TASK DESCRIPTION:
Below is a block of data; give all of it again word for word.

(Stored entries)

---+---

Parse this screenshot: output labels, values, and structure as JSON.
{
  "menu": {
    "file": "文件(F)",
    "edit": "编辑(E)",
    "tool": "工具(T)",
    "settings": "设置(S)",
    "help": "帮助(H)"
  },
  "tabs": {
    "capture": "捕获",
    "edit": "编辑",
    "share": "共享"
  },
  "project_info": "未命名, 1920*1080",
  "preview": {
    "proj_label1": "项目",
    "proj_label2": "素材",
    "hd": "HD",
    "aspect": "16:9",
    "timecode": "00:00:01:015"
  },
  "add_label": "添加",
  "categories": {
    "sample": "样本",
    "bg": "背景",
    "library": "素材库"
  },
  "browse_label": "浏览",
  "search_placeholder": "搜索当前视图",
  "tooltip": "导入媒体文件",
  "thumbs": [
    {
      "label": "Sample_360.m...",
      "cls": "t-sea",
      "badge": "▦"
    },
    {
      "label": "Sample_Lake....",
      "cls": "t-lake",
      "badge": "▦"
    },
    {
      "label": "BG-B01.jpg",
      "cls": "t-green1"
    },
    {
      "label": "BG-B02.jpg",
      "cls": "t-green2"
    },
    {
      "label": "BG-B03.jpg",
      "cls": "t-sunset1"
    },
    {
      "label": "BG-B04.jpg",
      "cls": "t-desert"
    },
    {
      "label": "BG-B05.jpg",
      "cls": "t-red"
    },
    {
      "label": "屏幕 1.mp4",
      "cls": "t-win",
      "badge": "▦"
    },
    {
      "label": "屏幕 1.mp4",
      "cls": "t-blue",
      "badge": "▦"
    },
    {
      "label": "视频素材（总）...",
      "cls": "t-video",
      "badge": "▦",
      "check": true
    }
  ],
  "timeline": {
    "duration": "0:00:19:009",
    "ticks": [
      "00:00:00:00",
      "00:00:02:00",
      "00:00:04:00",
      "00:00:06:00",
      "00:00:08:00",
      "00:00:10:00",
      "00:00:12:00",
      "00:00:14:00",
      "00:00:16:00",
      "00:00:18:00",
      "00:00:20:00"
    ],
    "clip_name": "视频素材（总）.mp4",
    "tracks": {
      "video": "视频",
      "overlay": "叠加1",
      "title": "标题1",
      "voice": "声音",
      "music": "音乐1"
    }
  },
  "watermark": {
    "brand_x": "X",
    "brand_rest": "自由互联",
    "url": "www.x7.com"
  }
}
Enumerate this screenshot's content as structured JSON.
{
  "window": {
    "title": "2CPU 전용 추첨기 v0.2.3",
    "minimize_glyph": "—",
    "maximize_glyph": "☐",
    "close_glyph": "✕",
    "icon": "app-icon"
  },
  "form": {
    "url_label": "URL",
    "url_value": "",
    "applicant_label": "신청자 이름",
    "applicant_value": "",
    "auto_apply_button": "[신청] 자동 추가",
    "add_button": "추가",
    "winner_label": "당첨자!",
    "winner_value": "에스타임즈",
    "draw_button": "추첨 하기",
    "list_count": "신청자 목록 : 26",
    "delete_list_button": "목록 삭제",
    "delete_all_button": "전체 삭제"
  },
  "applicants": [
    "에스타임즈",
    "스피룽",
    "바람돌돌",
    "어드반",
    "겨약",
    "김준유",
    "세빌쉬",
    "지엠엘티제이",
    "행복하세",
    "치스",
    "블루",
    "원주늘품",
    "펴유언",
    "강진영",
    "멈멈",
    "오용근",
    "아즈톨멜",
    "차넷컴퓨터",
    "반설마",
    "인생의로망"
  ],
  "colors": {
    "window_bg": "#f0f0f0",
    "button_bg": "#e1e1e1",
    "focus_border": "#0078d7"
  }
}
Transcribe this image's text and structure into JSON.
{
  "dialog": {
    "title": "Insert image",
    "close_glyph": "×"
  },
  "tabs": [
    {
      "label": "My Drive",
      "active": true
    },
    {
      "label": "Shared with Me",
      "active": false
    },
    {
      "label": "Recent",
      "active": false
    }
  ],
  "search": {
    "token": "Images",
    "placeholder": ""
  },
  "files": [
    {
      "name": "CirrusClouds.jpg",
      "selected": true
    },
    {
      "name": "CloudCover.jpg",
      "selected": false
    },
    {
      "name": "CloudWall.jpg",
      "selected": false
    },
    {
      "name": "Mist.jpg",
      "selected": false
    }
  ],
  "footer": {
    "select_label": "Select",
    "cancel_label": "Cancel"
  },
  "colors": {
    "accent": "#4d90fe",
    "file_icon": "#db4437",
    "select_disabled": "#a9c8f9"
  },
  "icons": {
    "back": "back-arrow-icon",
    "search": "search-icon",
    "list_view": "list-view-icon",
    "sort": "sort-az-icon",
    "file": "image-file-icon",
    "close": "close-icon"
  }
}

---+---

REPLY TO THE TASK:
Parse this screenshot: output labels, values, and structure as JSON.
{
  "menu": {
    "file": "文件(F)",
    "edit": "编辑(E)",
    "tool": "工具(T)",
    "settings": "设置(S)",
    "help": "帮助(H)"
  },
  "tabs": {
    "capture": "捕获",
    "edit": "编辑",
    "share": "共享"
  },
  "project_info": "未命名, 1920*1080",
  "preview": {
    "proj_label1": "项目",
    "proj_label2": "素材",
    "hd": "HD",
    "aspect": "16:9",
    "timecode": "00:00:01:015"
  },
  "add_label": "添加",
  "categories": {
    "sample": "样本",
    "bg": "背景",
    "library": "素材库"
  },
  "browse_label": "浏览",
  "search_placeholder": "搜索当前视图",
  "tooltip": "导入媒体文件",
  "thumbs": [
    {
      "label": "Sample_360.m...",
      "cls": "t-sea",
      "badge": "▦"
    },
    {
      "label": "Sample_Lake....",
      "cls": "t-lake",
      "badge": "▦"
    },
    {
      "label": "BG-B01.jpg",
      "cls": "t-green1"
    },
    {
      "label": "BG-B02.jpg",
      "cls": "t-green2"
    },
    {
      "label": "BG-B03.jpg",
      "cls": "t-sunset1"
    },
    {
      "label": "BG-B04.jpg",
      "cls": "t-desert"
    },
    {
      "label": "BG-B05.jpg",
      "cls": "t-red"
    },
    {
      "label": "屏幕 1.mp4",
      "cls": "t-win",
      "badge": "▦"
    },
    {
      "label": "屏幕 1.mp4",
      "cls": "t-blue",
      "badge": "▦"
    },
    {
      "label": "视频素材（总）...",
      "cls": "t-video",
      "badge": "▦",
      "check": true
    }
  ],
  "timeline": {
    "duration": "0:00:19:009",
    "ticks": [
      "00:00:00:00",
      "00:00:02:00",
      "00:00:04:00",
      "00:00:06:00",
      "00:00:08:00",
      "00:00:10:00",
      "00:00:12:00",
      "00:00:14:00",
      "00:00:16:00",
      "00:00:18:00",
      "00:00:20:00"
    ],
    "clip_name": "视频素材（总）.mp4",
    "tracks": {
      "video": "视频",
      "overlay": "叠加1",
      "title": "标题1",
      "voice": "声音",
      "music": "音乐1"
    }
  },
  "watermark": {
    "brand_x": "X",
    "brand_rest": "自由互联",
    "url": "www.x7.com"
  }
}
Enumerate this screenshot's content as structured JSON.
{
  "window": {
    "title": "2CPU 전용 추첨기 v0.2.3",
    "minimize_glyph": "—",
    "maximize_glyph": "☐",
    "close_glyph": "✕",
    "icon": "app-icon"
  },
  "form": {
    "url_label": "URL",
    "url_value": "",
    "applicant_label": "신청자 이름",
    "applicant_value": "",
    "auto_apply_button": "[신청] 자동 추가",
    "add_button": "추가",
    "winner_label": "당첨자!",
    "winner_value": "에스타임즈",
    "draw_button": "추첨 하기",
    "list_count": "신청자 목록 : 26",
    "delete_list_button": "목록 삭제",
    "delete_all_button": "전체 삭제"
  },
  "applicants": [
    "에스타임즈",
    "스피룽",
    "바람돌돌",
    "어드반",
    "겨약",
    "김준유",
    "세빌쉬",
    "지엠엘티제이",
    "행복하세",
    "치스",
    "블루",
    "원주늘품",
    "펴유언",
    "강진영",
    "멈멈",
    "오용근",
    "아즈톨멜",
    "차넷컴퓨터",
    "반설마",
    "인생의로망"
  ],
  "colors": {
    "window_bg": "#f0f0f0",
    "button_bg": "#e1e1e1",
    "focus_border": "#0078d7"
  }
}
Transcribe this image's text and structure into JSON.
{
  "dialog": {
    "title": "Insert image",
    "close_glyph": "×"
  },
  "tabs": [
    {
      "label": "My Drive",
      "active": true
    },
    {
      "label": "Shared with Me",
      "active": false
    },
    {
      "label": "Recent",
      "active": false
    }
  ],
  "search": {
    "token": "Images",
    "placeholder": ""
  },
  "files": [
    {
      "name": "CirrusClouds.jpg",
      "selected": true
    },
    {
      "name": "CloudCover.jpg",
      "selected": false
    },
    {
      "name": "CloudWall.jpg",
      "selected": false
    },
    {
      "name": "Mist.jpg",
      "selected": false
    }
  ],
  "footer": {
    "select_label": "Select",
    "cancel_label": "Cancel"
  },
  "colors": {
    "accent": "#4d90fe",
    "file_icon": "#db4437",
    "select_disabled": "#a9c8f9"
  },
  "icons": {
    "back": "back-arrow-icon",
    "search": "search-icon",
    "list_view": "list-view-icon",
    "sort": "sort-az-icon",
    "file": "image-file-icon",
    "close": "close-icon"
  }
}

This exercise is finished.